### Task to complete
Write the data below out again, exactly as each line reads.

Recorded data:
_ _ _ _ _ _ _
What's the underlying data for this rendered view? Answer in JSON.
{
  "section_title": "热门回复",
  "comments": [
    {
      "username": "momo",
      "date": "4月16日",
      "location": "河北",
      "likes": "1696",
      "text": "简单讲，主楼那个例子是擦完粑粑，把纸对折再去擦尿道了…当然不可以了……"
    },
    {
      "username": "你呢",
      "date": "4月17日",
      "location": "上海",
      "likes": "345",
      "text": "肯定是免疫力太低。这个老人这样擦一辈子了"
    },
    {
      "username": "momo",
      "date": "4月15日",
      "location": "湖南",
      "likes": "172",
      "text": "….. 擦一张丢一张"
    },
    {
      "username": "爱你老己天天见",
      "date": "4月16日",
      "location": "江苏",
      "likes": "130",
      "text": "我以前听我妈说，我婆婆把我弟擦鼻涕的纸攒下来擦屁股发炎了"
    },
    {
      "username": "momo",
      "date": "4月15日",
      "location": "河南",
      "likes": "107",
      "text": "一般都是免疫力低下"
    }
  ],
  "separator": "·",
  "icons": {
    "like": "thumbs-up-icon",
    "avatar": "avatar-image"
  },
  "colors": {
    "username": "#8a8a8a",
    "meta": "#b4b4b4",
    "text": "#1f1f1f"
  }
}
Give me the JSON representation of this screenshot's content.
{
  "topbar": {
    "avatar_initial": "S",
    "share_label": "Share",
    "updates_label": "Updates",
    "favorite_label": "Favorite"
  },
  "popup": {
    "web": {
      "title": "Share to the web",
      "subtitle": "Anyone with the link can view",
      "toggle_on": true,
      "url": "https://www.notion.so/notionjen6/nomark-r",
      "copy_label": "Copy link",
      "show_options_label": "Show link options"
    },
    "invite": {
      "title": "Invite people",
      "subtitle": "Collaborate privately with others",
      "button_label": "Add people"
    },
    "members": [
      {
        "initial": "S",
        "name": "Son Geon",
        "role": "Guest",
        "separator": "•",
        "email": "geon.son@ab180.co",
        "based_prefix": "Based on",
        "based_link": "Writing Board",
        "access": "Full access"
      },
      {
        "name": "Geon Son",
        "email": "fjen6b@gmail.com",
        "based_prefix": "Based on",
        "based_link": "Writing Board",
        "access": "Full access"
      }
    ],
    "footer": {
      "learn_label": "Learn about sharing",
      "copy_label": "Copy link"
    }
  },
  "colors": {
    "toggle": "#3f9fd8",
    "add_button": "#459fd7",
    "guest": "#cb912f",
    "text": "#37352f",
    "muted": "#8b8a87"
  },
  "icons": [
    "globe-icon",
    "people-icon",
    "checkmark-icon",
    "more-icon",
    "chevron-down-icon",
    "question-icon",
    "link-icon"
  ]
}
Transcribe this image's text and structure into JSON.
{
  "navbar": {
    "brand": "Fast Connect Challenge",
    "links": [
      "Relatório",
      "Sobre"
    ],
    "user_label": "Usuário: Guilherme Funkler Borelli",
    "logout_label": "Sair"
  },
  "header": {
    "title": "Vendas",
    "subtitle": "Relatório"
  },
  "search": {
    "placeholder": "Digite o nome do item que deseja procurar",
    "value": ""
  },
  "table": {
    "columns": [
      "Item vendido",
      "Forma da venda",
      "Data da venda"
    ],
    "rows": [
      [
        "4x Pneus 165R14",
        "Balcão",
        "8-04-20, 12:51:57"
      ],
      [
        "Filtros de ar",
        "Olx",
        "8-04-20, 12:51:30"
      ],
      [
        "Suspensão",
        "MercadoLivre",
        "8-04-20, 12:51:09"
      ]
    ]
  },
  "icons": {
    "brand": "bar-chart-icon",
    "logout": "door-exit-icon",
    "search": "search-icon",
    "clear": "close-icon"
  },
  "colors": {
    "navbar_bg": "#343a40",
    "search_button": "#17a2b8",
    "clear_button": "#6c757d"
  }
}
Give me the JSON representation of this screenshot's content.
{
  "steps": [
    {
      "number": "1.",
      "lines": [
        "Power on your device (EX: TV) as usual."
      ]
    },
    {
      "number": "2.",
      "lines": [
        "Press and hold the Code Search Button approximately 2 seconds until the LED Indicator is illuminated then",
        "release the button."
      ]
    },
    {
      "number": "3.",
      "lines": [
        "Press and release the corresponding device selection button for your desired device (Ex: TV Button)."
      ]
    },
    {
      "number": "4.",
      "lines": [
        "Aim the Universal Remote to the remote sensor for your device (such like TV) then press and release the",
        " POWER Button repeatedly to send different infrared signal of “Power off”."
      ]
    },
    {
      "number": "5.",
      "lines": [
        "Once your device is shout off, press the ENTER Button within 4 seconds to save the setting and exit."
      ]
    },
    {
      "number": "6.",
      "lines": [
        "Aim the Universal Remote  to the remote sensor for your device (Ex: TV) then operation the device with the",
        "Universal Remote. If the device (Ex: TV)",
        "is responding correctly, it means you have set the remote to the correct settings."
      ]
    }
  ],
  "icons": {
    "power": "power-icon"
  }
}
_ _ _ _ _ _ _
### Exercise response
What's the underlying data for this rendered view? Answer in JSON.
{
  "section_title": "热门回复",
  "comments": [
    {
      "username": "momo",
      "date": "4月16日",
      "location": "河北",
      "likes": "1696",
      "text": "简单讲，主楼那个例子是擦完粑粑，把纸对折再去擦尿道了…当然不可以了……"
    },
    {
      "username": "你呢",
      "date": "4月17日",
      "location": "上海",
      "likes": "345",
      "text": "肯定是免疫力太低。这个老人这样擦一辈子了"
    },
    {
      "username": "momo",
      "date": "4月15日",
      "location": "湖南",
      "likes": "172",
      "text": "….. 擦一张丢一张"
    },
    {
      "username": "爱你老己天天见",
      "date": "4月16日",
      "location": "江苏",
      "likes": "130",
      "text": "我以前听我妈说，我婆婆把我弟擦鼻涕的纸攒下来擦屁股发炎了"
    },
    {
      "username": "momo",
      "date": "4月15日",
      "location": "河南",
      "likes": "107",
      "text": "一般都是免疫力低下"
    }
  ],
  "separator": "·",
  "icons": {
    "like": "thumbs-up-icon",
    "avatar": "avatar-image"
  },
  "colors": {
    "username": "#8a8a8a",
    "meta": "#b4b4b4",
    "text": "#1f1f1f"
  }
}
Give me the JSON representation of this screenshot's content.
{
  "topbar": {
    "avatar_initial": "S",
    "share_label": "Share",
    "updates_label": "Updates",
    "favorite_label": "Favorite"
  },
  "popup": {
    "web": {
      "title": "Share to the web",
      "subtitle": "Anyone with the link can view",
      "toggle_on": true,
      "url": "https://www.notion.so/notionjen6/nomark-r",
      "copy_label": "Copy link",
      "show_options_label": "Show link options"
    },
    "invite": {
      "title": "Invite people",
      "subtitle": "Collaborate privately with others",
      "button_label": "Add people"
    },
    "members": [
      {
        "initial": "S",
        "name": "Son Geon",
        "role": "Guest",
        "separator": "•",
        "email": "geon.son@ab180.co",
        "based_prefix": "Based on",
        "based_link": "Writing Board",
        "access": "Full access"
      },
      {
        "name": "Geon Son",
        "email": "fjen6b@gmail.com",
        "based_prefix": "Based on",
        "based_link": "Writing Board",
        "access": "Full access"
      }
    ],
    "footer": {
      "learn_label": "Learn about sharing",
      "copy_label": "Copy link"
    }
  },
  "colors": {
    "toggle": "#3f9fd8",
    "add_button": "#459fd7",
    "guest": "#cb912f",
    "text": "#37352f",
    "muted": "#8b8a87"
  },
  "icons": [
    "globe-icon",
    "people-icon",
    "checkmark-icon",
    "more-icon",
    "chevron-down-icon",
    "question-icon",
    "link-icon"
  ]
}
Transcribe this image's text and structure into JSON.
{
  "navbar": {
    "brand": "Fast Connect Challenge",
    "links": [
      "Relatório",
      "Sobre"
    ],
    "user_label": "Usuário: Guilherme Funkler Borelli",
    "logout_label": "Sair"
  },
  "header": {
    "title": "Vendas",
    "subtitle": "Relatório"
  },
  "search": {
    "placeholder": "Digite o nome do item que deseja procurar",
    "value": ""
  },
  "table": {
    "columns": [
      "Item vendido",
      "Forma da venda",
      "Data da venda"
    ],
    "rows": [
      [
        "4x Pneus 165R14",
        "Balcão",
        "8-04-20, 12:51:57"
      ],
      [
        "Filtros de ar",
        "Olx",
        "8-04-20, 12:51:30"
      ],
      [
        "Suspensão",
        "MercadoLivre",
        "8-04-20, 12:51:09"
      ]
    ]
  },
  "icons": {
    "brand": "bar-chart-icon",
    "logout": "door-exit-icon",
    "search": "search-icon",
    "clear": "close-icon"
  },
  "colors": {
    "navbar_bg": "#343a40",
    "search_button": "#17a2b8",
    "clear_button": "#6c757d"
  }
}
Give me the JSON representation of this screenshot's content.
{
  "steps": [
    {
      "number": "1.",
      "lines": [
        "Power on your device (EX: TV) as usual."
      ]
    },
    {
      "number": "2.",
      "lines": [
        "Press and hold the Code Search Button approximately 2 seconds until the LED Indicator is illuminated then",
        "release the button."
      ]
    },
    {
      "number": "3.",
      "lines": [
        "Press and release the corresponding device selection button for your desired device (Ex: TV Button)."
      ]
    },
    {
      "number": "4.",
      "lines": [
        "Aim the Universal Remote to the remote sensor for your device (such like TV) then press and release the",
        " POWER Button repeatedly to send different infrared signal of “Power off”."
      ]
    },
    {
      "number": "5.",
      "lines": [
        "Once your device is shout off, press the ENTER Button within 4 seconds to save the setting and exit."
      ]
    },
    {
      "number": "6.",
      "lines": [
        "Aim the Universal Remote  to the remote sensor for your device (Ex: TV) then operation the device with the",
        "Universal Remote. If the device (Ex: TV)",
        "is responding correctly, it means you have set the remote to the correct settings."
      ]
    }
  ],
  "icons": {
    "power": "power-icon"
  }
}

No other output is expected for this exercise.